Website and app data records:
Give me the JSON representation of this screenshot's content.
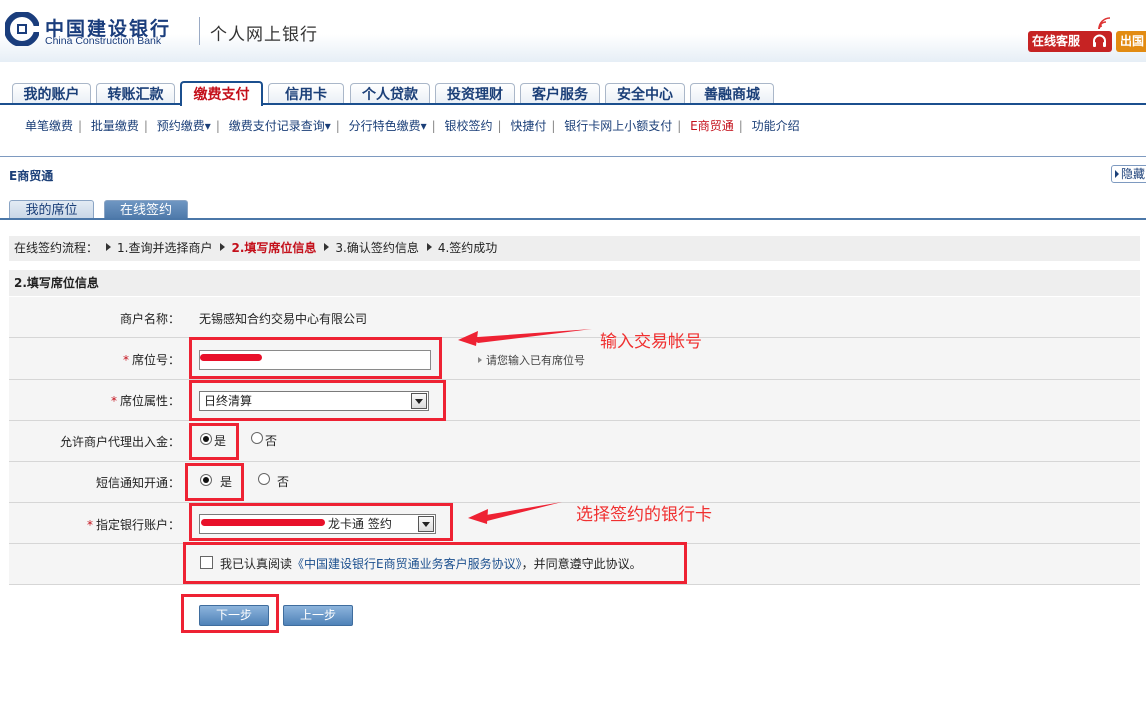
{
  "header": {
    "bank_name_cn": "中国建设银行",
    "bank_name_en": "China Construction Bank",
    "site_name": "个人网上银行",
    "service_button": "在线客服",
    "exit_button": "出国"
  },
  "main_tabs": [
    "我的账户",
    "转账汇款",
    "缴费支付",
    "信用卡",
    "个人贷款",
    "投资理财",
    "客户服务",
    "安全中心",
    "善融商城"
  ],
  "active_main_tab": "缴费支付",
  "sub_nav": [
    "单笔缴费",
    "批量缴费",
    "预约缴费▾",
    "缴费支付记录查询▾",
    "分行特色缴费▾",
    "银校签约",
    "快捷付",
    "银行卡网上小额支付",
    "E商贸通",
    "功能介绍"
  ],
  "active_sub_nav": "E商贸通",
  "section": {
    "title": "E商贸通",
    "hide_button": "隐藏"
  },
  "sub_tabs": [
    "我的席位",
    "在线签约"
  ],
  "active_sub_tab": "在线签约",
  "flow": {
    "label": "在线签约流程：",
    "steps": [
      "1.查询并选择商户",
      "2.填写席位信息",
      "3.确认签约信息",
      "4.签约成功"
    ],
    "current_step": 2
  },
  "form": {
    "heading": "2.填写席位信息",
    "merchant_label": "商户名称：",
    "merchant_value": "无锡感知合约交易中心有限公司",
    "seat_no_label": "席位号：",
    "seat_no_hint": "请您输入已有席位号",
    "seat_attr_label": "席位属性：",
    "seat_attr_value": "日终清算",
    "agent_label": "允许商户代理出入金：",
    "sms_label": "短信通知开通：",
    "yes": "是",
    "no": "否",
    "account_label": "指定银行账户：",
    "account_suffix": "龙卡通  签约",
    "required_mark": "*",
    "agree_prefix": "我已认真阅读",
    "agree_link": "《中国建设银行E商贸通业务客户服务协议》",
    "agree_suffix": "，并同意遵守此协议。",
    "next_button": "下一步",
    "prev_button": "上一步"
  },
  "annotations": {
    "input_account": "输入交易帐号",
    "choose_card": "选择签约的银行卡",
    "color": "#ee2233"
  }
}
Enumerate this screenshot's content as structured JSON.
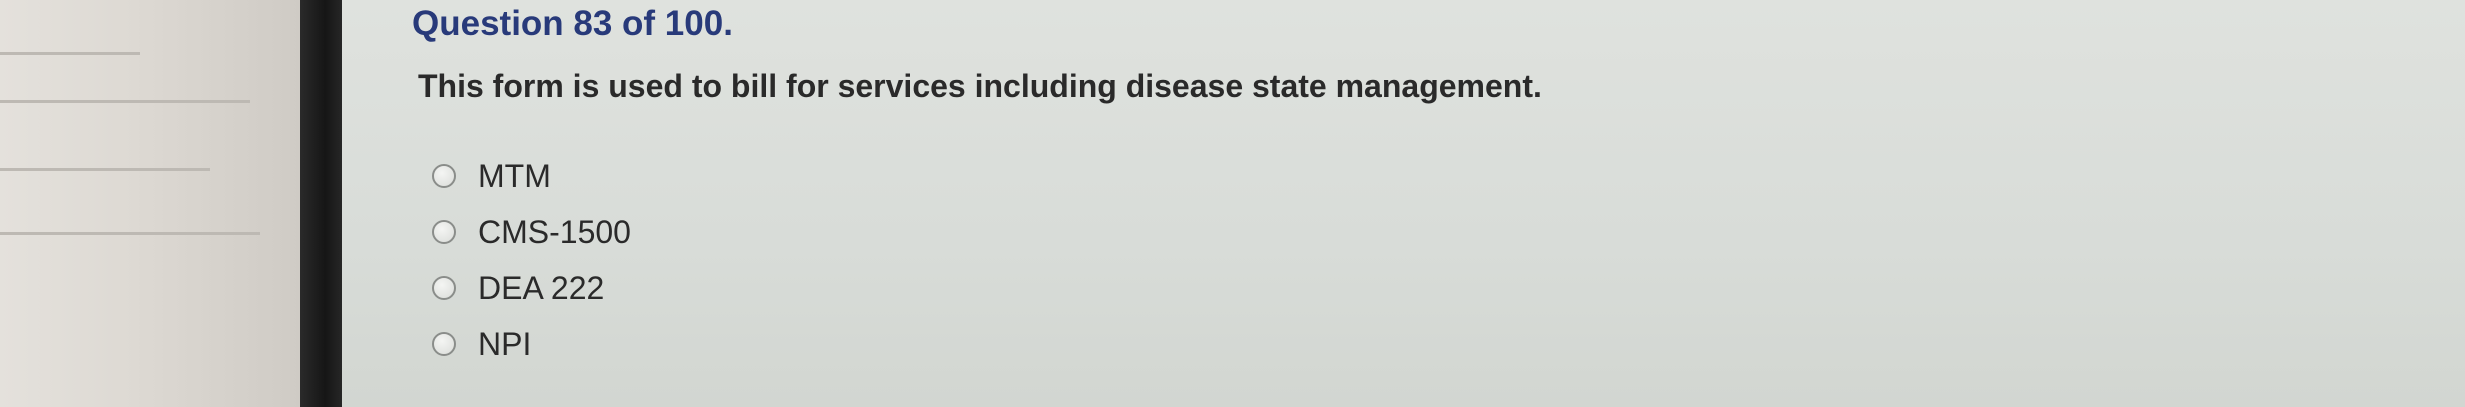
{
  "question": {
    "title": "Question 83 of 100.",
    "text": "This form is used to bill for services including disease state management.",
    "options": [
      {
        "label": "MTM",
        "selected": false
      },
      {
        "label": "CMS-1500",
        "selected": false
      },
      {
        "label": "DEA 222",
        "selected": false
      },
      {
        "label": "NPI",
        "selected": false
      }
    ]
  }
}
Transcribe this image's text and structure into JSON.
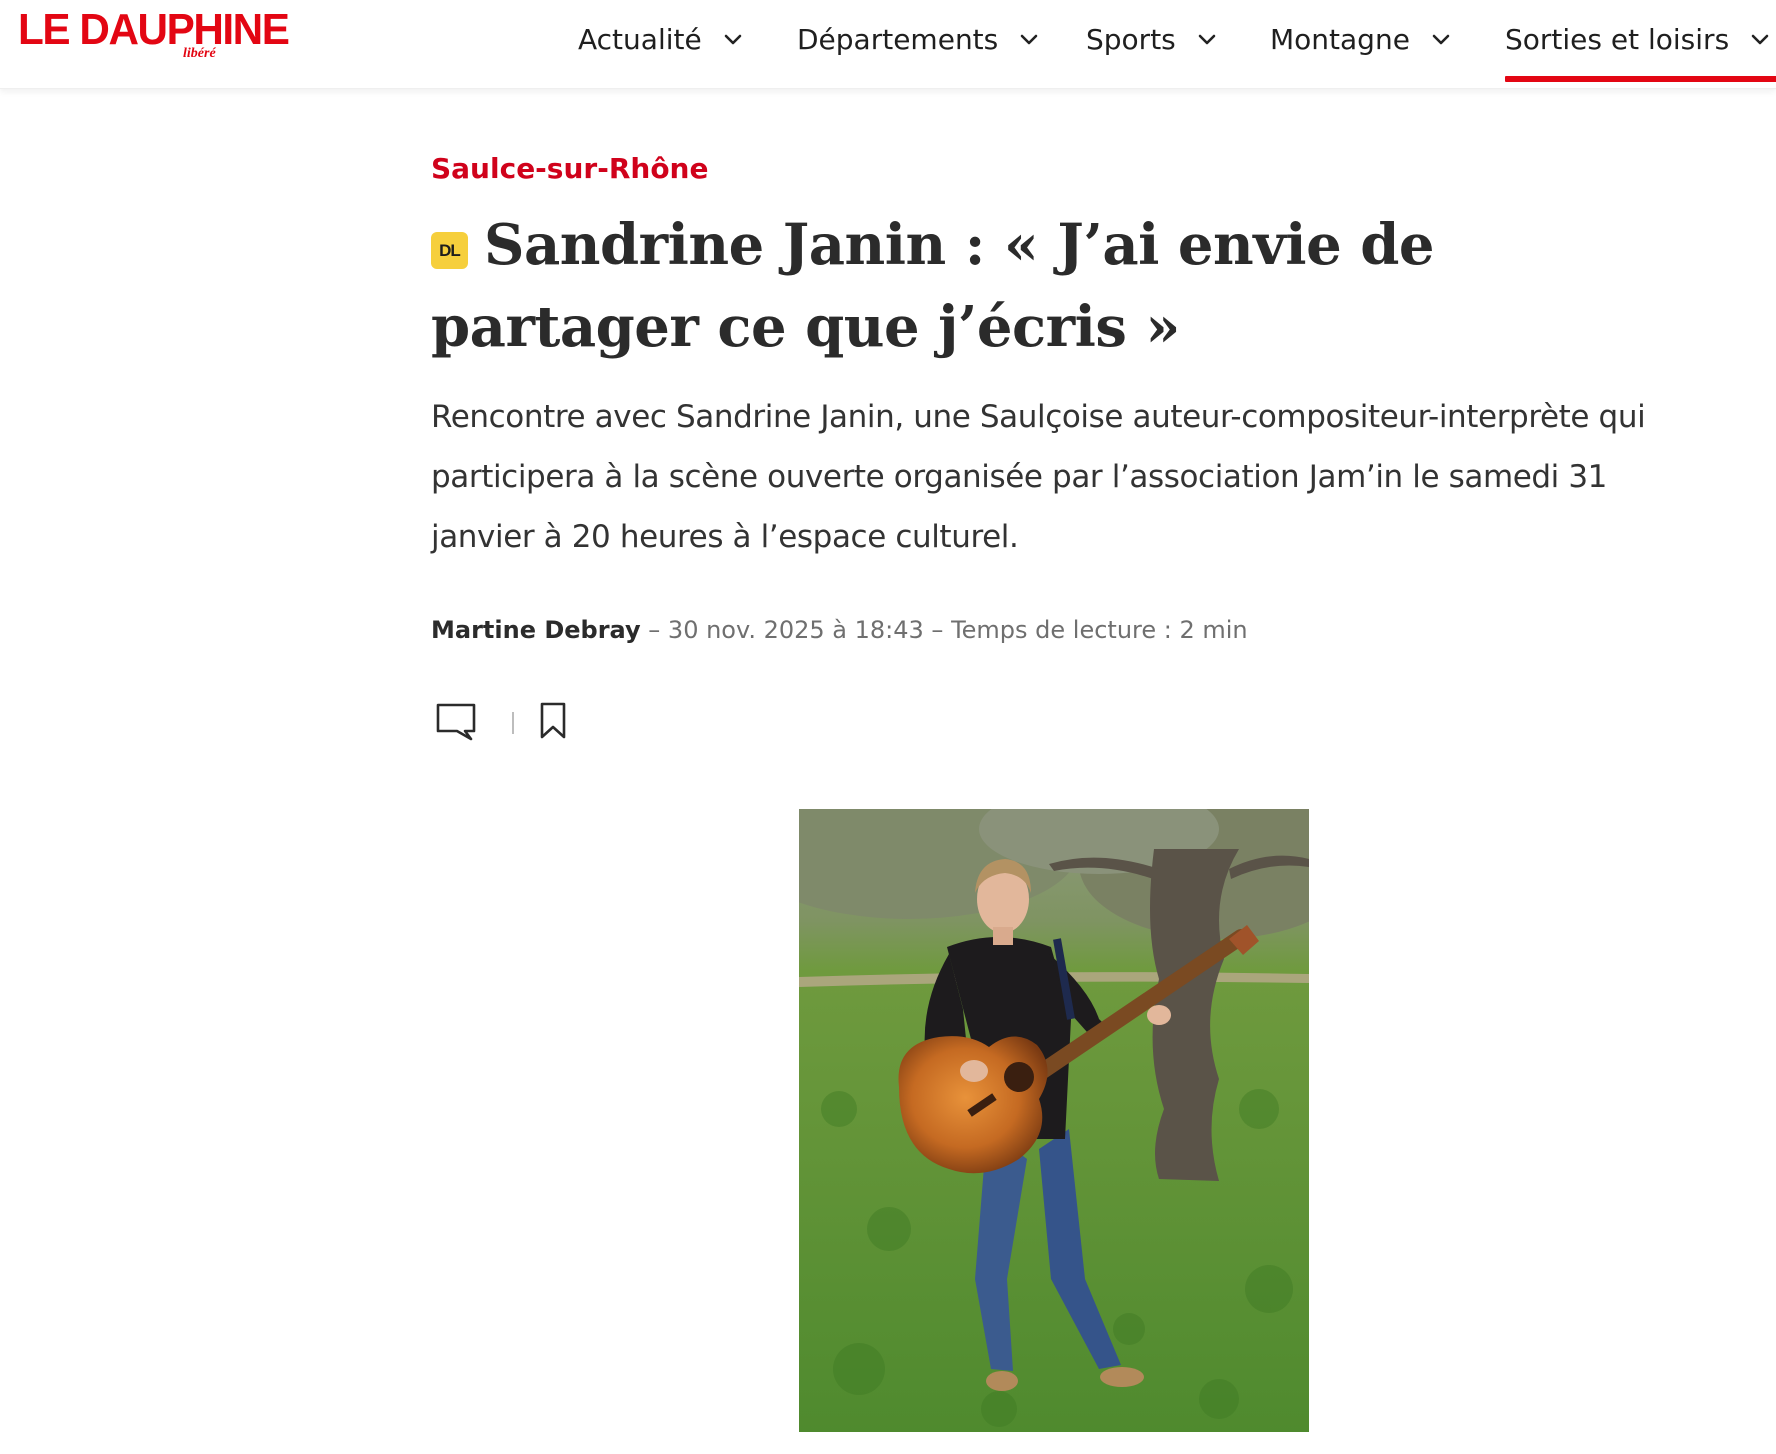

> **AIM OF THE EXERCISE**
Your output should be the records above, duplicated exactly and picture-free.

> **ANSWER SPACE**
Give me the JSON representation of this screenshot's content.
{
  "header": {
    "bank_name_cn": "中国建设银行",
    "bank_name_en": "China Construction Bank",
    "site_name": "个人网上银行",
    "service_button": "在线客服",
    "exit_button": "出国"
  },
  "main_tabs": [
    "我的账户",
    "转账汇款",
    "缴费支付",
    "信用卡",
    "个人贷款",
    "投资理财",
    "客户服务",
    "安全中心",
    "善融商城"
  ],
  "active_main_tab": "缴费支付",
  "sub_nav": [
    "单笔缴费",
    "批量缴费",
    "预约缴费▾",
    "缴费支付记录查询▾",
    "分行特色缴费▾",
    "银校签约",
    "快捷付",
    "银行卡网上小额支付",
    "E商贸通",
    "功能介绍"
  ],
  "active_sub_nav": "E商贸通",
  "section": {
    "title": "E商贸通",
    "hide_button": "隐藏"
  },
  "sub_tabs": [
    "我的席位",
    "在线签约"
  ],
  "active_sub_tab": "在线签约",
  "flow": {
    "label": "在线签约流程：",
    "steps": [
      "1.查询并选择商户",
      "2.填写席位信息",
      "3.确认签约信息",
      "4.签约成功"
    ],
    "current_step": 2
  },
  "form": {
    "heading": "2.填写席位信息",
    "merchant_label": "商户名称：",
    "merchant_value": "无锡感知合约交易中心有限公司",
    "seat_no_label": "席位号：",
    "seat_no_hint": "请您输入已有席位号",
    "seat_attr_label": "席位属性：",
    "seat_attr_value": "日终清算",
    "agent_label": "允许商户代理出入金：",
    "sms_label": "短信通知开通：",
    "yes": "是",
    "no": "否",
    "account_label": "指定银行账户：",
    "account_suffix": "龙卡通  签约",
    "required_mark": "*",
    "agree_prefix": "我已认真阅读",
    "agree_link": "《中国建设银行E商贸通业务客户服务协议》",
    "agree_suffix": "，并同意遵守此协议。",
    "next_button": "下一步",
    "prev_button": "上一步"
  },
  "annotations": {
    "input_account": "输入交易帐号",
    "choose_card": "选择签约的银行卡",
    "color": "#ee2233"
  }
}
Enumerate this screenshot's content as structured JSON.
{
  "question": {
    "title": "Question 83 of 100.",
    "text": "This form is used to bill for services including disease state management.",
    "options": [
      {
        "label": "MTM",
        "selected": false
      },
      {
        "label": "CMS-1500",
        "selected": false
      },
      {
        "label": "DEA 222",
        "selected": false
      },
      {
        "label": "NPI",
        "selected": false
      }
    ]
  }
}
Transcribe this image's text and structure into JSON.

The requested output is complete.